RUN TIME: 1HR 31MIN
Anne (Dylan Gelula, ‘Unbreakable Kimmy Schmidt’) has fallen in love – to Sasha (Brianna Hildebrand, ‘Deadpool’), a girl from her school. Anne manoeuvres her way into Sasha’s life, and they soon become close friends. When Anne tells her best friend Clifton (Mateo Arias, TV’s ‘Kickin’ It’) that she likes Sasha, he doesn’t take it well – partly because he’s always had a thing for Anne. The more Anne and Sasha grow closer and become more intimate, the more they risk their relationship being revealed to the entire school.
Gelula and Hildebrand have a great dynamic, with very natural performances and alluring charismas. What works best in the film is when they’re getting to know each other, and testing the water for each other’s limits. Hildebrand, in particular, has a brilliant presence on screen, proving to be a captivating new talent. It’s also great to see the ever-brilliant Pamela Adlon (TV’s ‘Californication’, ‘Better Things’ and ‘Bob’s Burgers’) as Anne’s mum, even if she is criminially underutilised.
What becomes problematic, however, is the second act of the film, when the script’s initial clarity is disturbed, and motives become unclear, leaving the talents of the two young leads to support the story. The movie’s middle sags substantially, with serious issues from awkward pacing and frequent stagnation. It also relies on often undeterminable flashbacks to get us through the story, many of which are unnecessary due to their predictability. For its 90 minute running time, 15 to 20 minutes could have easily been trimmed off to keep the film more engaging.
The second act of the film, when the script’s initial clarity is disturbed, and motives become unclear, leaves the talents of the two young leads to support the story.
Writer/director Kerem Sanga (‘The Young Kieslowski’, ‘Trigger Finger’) and cinematographer Ricardo Diaz were clearly working with a small budget, and the spectrum of shots range from beautiful slomo close-ups to breakneck handheld work. There are some unpalatable scenes in the school hall with Anne and her mum, with excessively blown-out backgrounds from exterior light. It’s definitely a mixed bag as far as satisfying cinematography goes.
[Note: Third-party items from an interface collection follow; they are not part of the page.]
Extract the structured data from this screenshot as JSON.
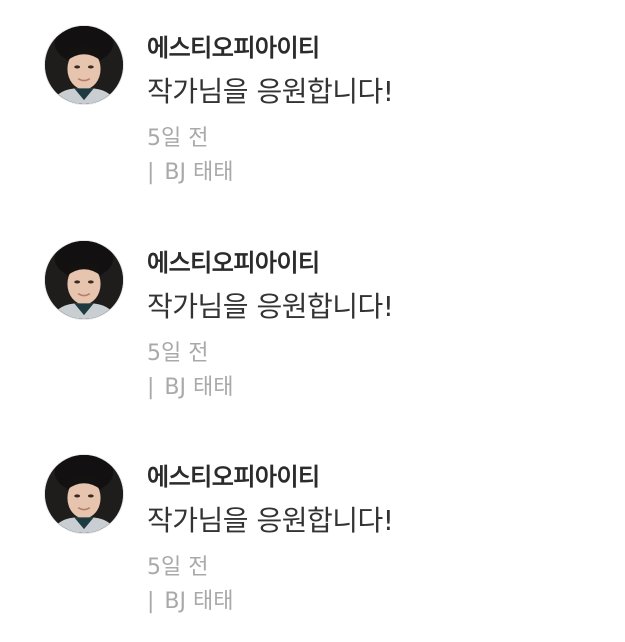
{
  "comments": [
    {
      "author": "에스티오피아이티",
      "message": "작가님을 응원합니다!",
      "time": "5일 전",
      "source_divider": "|",
      "source": "BJ 태태",
      "avatar_icon": "profile-photo"
    },
    {
      "author": "에스티오피아이티",
      "message": "작가님을 응원합니다!",
      "time": "5일 전",
      "source_divider": "|",
      "source": "BJ 태태",
      "avatar_icon": "profile-photo"
    },
    {
      "author": "에스티오피아이티",
      "message": "작가님을 응원합니다!",
      "time": "5일 전",
      "source_divider": "|",
      "source": "BJ 태태",
      "avatar_icon": "profile-photo"
    }
  ],
  "colors": {
    "author": "#2b2b2b",
    "message": "#333333",
    "meta": "#a9a9a9",
    "background": "#ffffff"
  }
}
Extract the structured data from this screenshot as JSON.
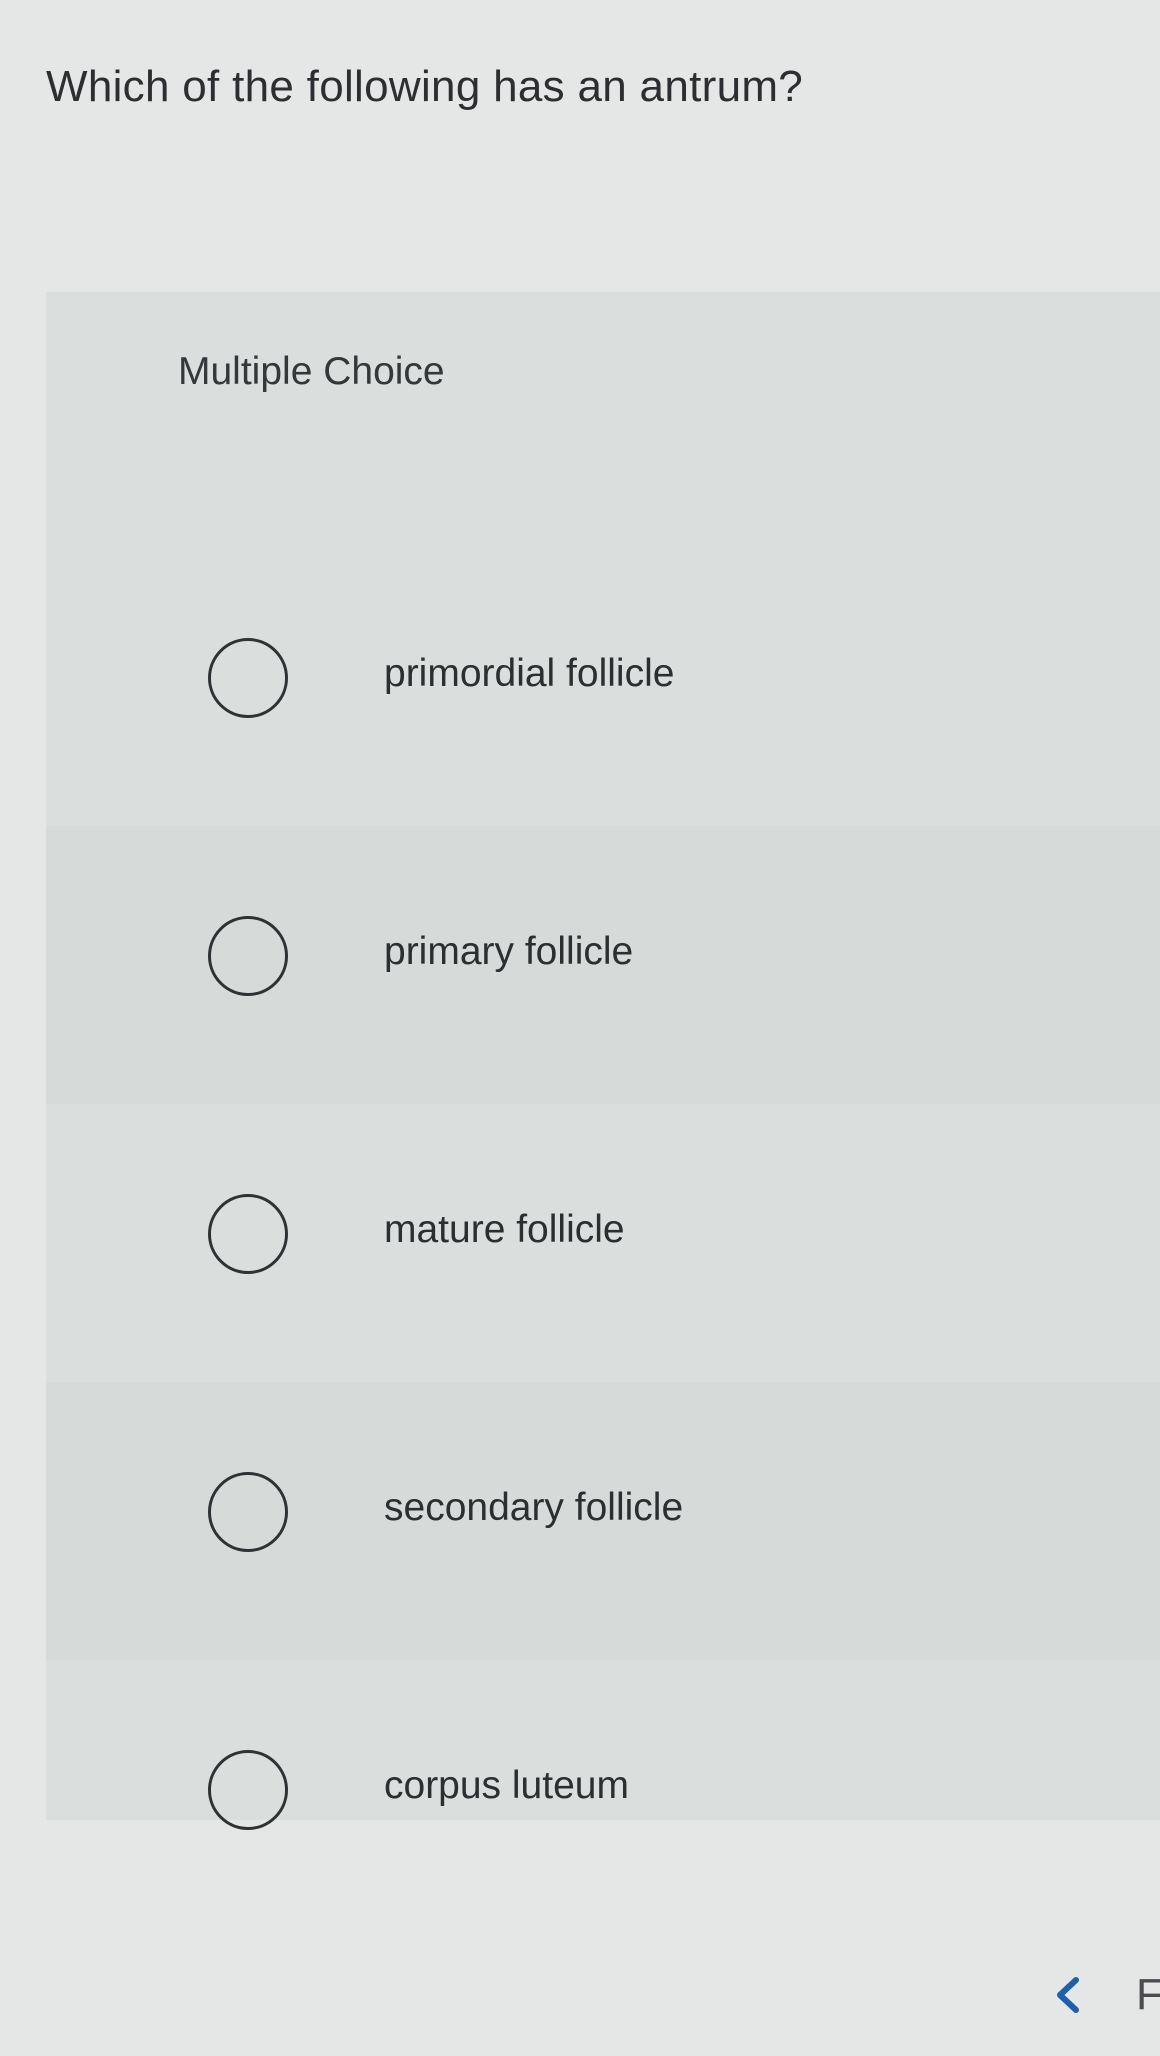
{
  "question": {
    "text": "Which of the following has an antrum?"
  },
  "choice_panel": {
    "header": "Multiple Choice",
    "options": [
      {
        "label": "primordial follicle",
        "selected": false
      },
      {
        "label": "primary follicle",
        "selected": false
      },
      {
        "label": "mature follicle",
        "selected": false
      },
      {
        "label": "secondary follicle",
        "selected": false
      },
      {
        "label": "corpus luteum",
        "selected": false
      }
    ]
  },
  "nav": {
    "prev_icon": "chevron-left-icon",
    "next_partial_text": "F",
    "accent_color": "#1f5fa8"
  }
}
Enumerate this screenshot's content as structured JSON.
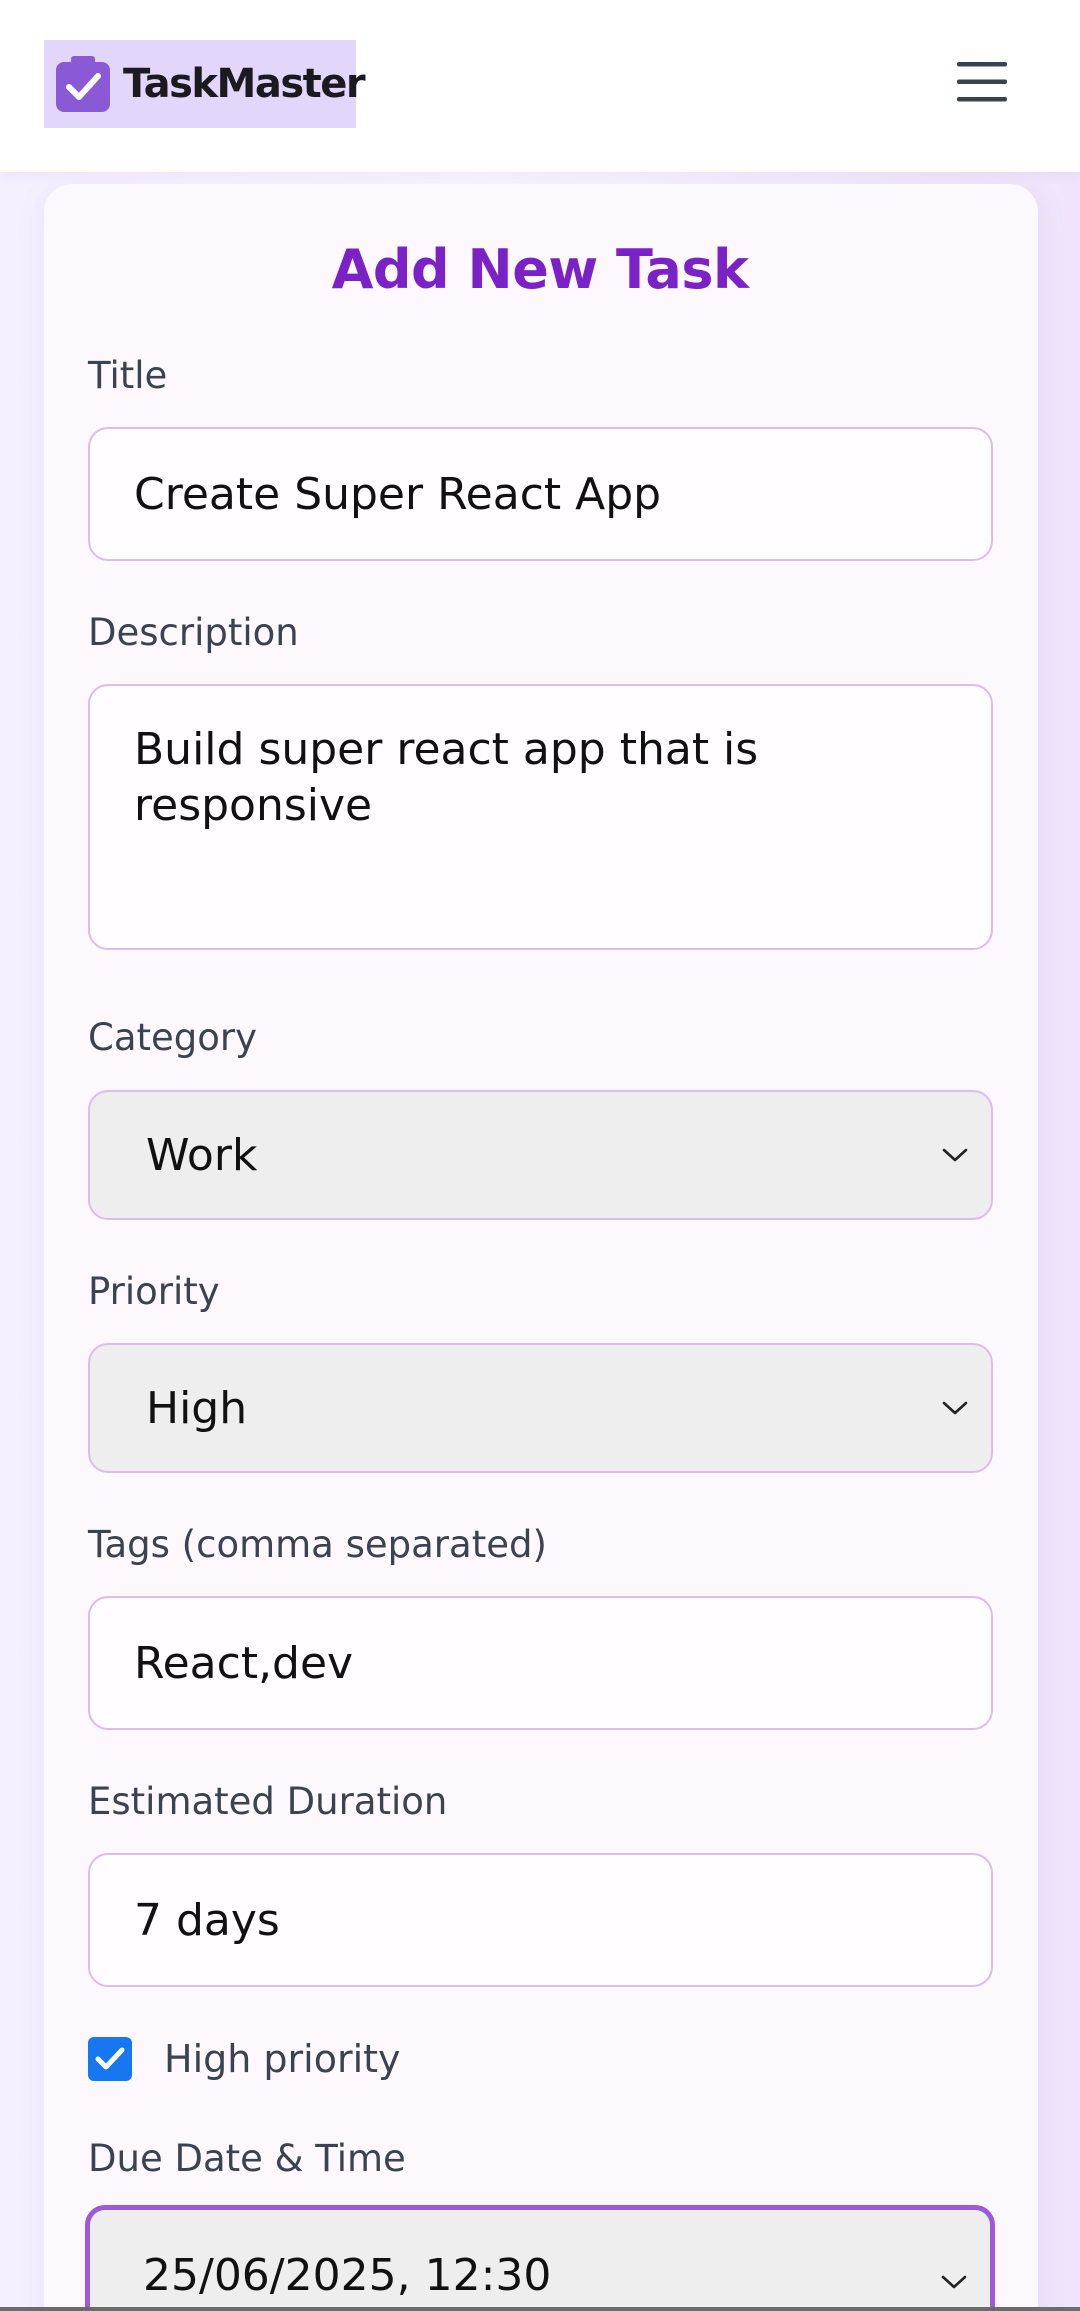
{
  "app": {
    "name": "TaskMaster",
    "logo_icon": "clipboard-check-icon",
    "menu_icon": "hamburger-menu-icon"
  },
  "form": {
    "title": "Add New Task",
    "title_field": {
      "label": "Title",
      "value": "Create Super React App"
    },
    "description": {
      "label": "Description",
      "value": "Build super react app that is responsive"
    },
    "category": {
      "label": "Category",
      "selected": "Work"
    },
    "priority": {
      "label": "Priority",
      "selected": "High"
    },
    "tags": {
      "label": "Tags (comma separated)",
      "value": "React,dev"
    },
    "estimated_duration": {
      "label": "Estimated Duration",
      "value": "7 days"
    },
    "high_priority": {
      "label": "High priority",
      "checked": true
    },
    "due_date": {
      "label": "Due Date & Time",
      "selected": "25/06/2025, 12:30"
    }
  },
  "colors": {
    "accent": "#7b22c7",
    "logo_bg": "#e3d6fb",
    "logo_icon": "#8a5ad6",
    "checkbox": "#1677f0",
    "field_border": "#dcbce8",
    "focus_border": "#9b5ad9"
  }
}
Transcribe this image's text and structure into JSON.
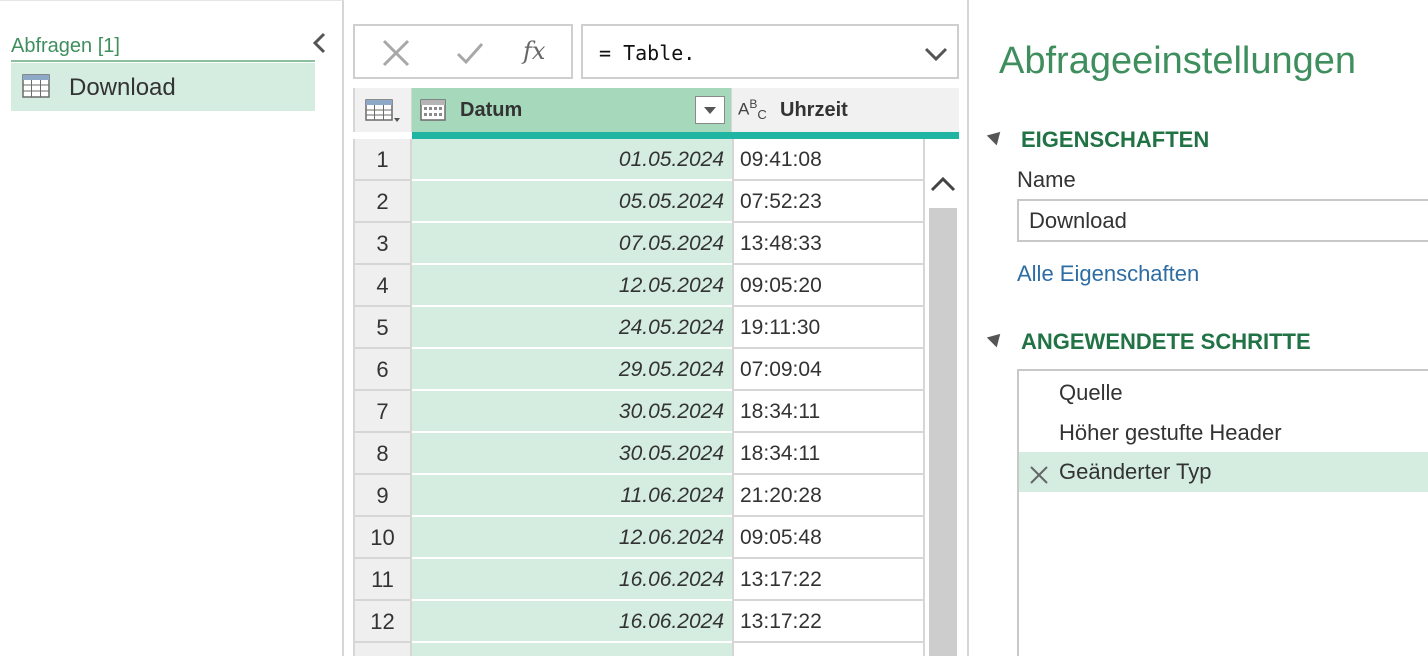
{
  "queries": {
    "title": "Abfragen [1]",
    "items": [
      {
        "label": "Download",
        "icon": "table-icon"
      }
    ]
  },
  "formula": {
    "cancel_icon": "close-icon",
    "apply_icon": "check-icon",
    "fx_label": "fx",
    "text": "= Table."
  },
  "grid": {
    "columns": [
      {
        "label": "Datum",
        "type_icon": "date-type-icon"
      },
      {
        "label": "Uhrzeit",
        "type_icon": "text-type-icon"
      }
    ],
    "rows": [
      {
        "n": "1",
        "datum": "01.05.2024",
        "uhrzeit": "09:41:08"
      },
      {
        "n": "2",
        "datum": "05.05.2024",
        "uhrzeit": "07:52:23"
      },
      {
        "n": "3",
        "datum": "07.05.2024",
        "uhrzeit": "13:48:33"
      },
      {
        "n": "4",
        "datum": "12.05.2024",
        "uhrzeit": "09:05:20"
      },
      {
        "n": "5",
        "datum": "24.05.2024",
        "uhrzeit": "19:11:30"
      },
      {
        "n": "6",
        "datum": "29.05.2024",
        "uhrzeit": "07:09:04"
      },
      {
        "n": "7",
        "datum": "30.05.2024",
        "uhrzeit": "18:34:11"
      },
      {
        "n": "8",
        "datum": "30.05.2024",
        "uhrzeit": "18:34:11"
      },
      {
        "n": "9",
        "datum": "11.06.2024",
        "uhrzeit": "21:20:28"
      },
      {
        "n": "10",
        "datum": "12.06.2024",
        "uhrzeit": "09:05:48"
      },
      {
        "n": "11",
        "datum": "16.06.2024",
        "uhrzeit": "13:17:22"
      },
      {
        "n": "12",
        "datum": "16.06.2024",
        "uhrzeit": "13:17:22"
      },
      {
        "n": "",
        "datum": "",
        "uhrzeit": ""
      }
    ]
  },
  "settings": {
    "title": "Abfrageeinstellungen",
    "properties_heading": "EIGENSCHAFTEN",
    "name_label": "Name",
    "name_value": "Download",
    "all_properties_link": "Alle Eigenschaften",
    "steps_heading": "ANGEWENDETE SCHRITTE",
    "steps": [
      {
        "label": "Quelle",
        "active": false
      },
      {
        "label": "Höher gestufte Header",
        "active": false
      },
      {
        "label": "Geänderter Typ",
        "active": true
      }
    ]
  },
  "colors": {
    "accent_green": "#217346",
    "selection_green": "#d4ede0",
    "column_quality": "#1fb5a2"
  }
}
Just when you’re unsure where it’s all going, ‘First Girl I Loved’ ends very suddenly. While it’s great to see LGBT characters portrayed in cinema, it’s disappointing that they should be represented by a film with such an unsatisfactory second half, and ultimately with nothing to say about the situations of the characters. What starts with such potential goes off the rails so quickly, and these characters we initially invest in soon dissolve into an unrecognisable disarray. If only the script had been more developed.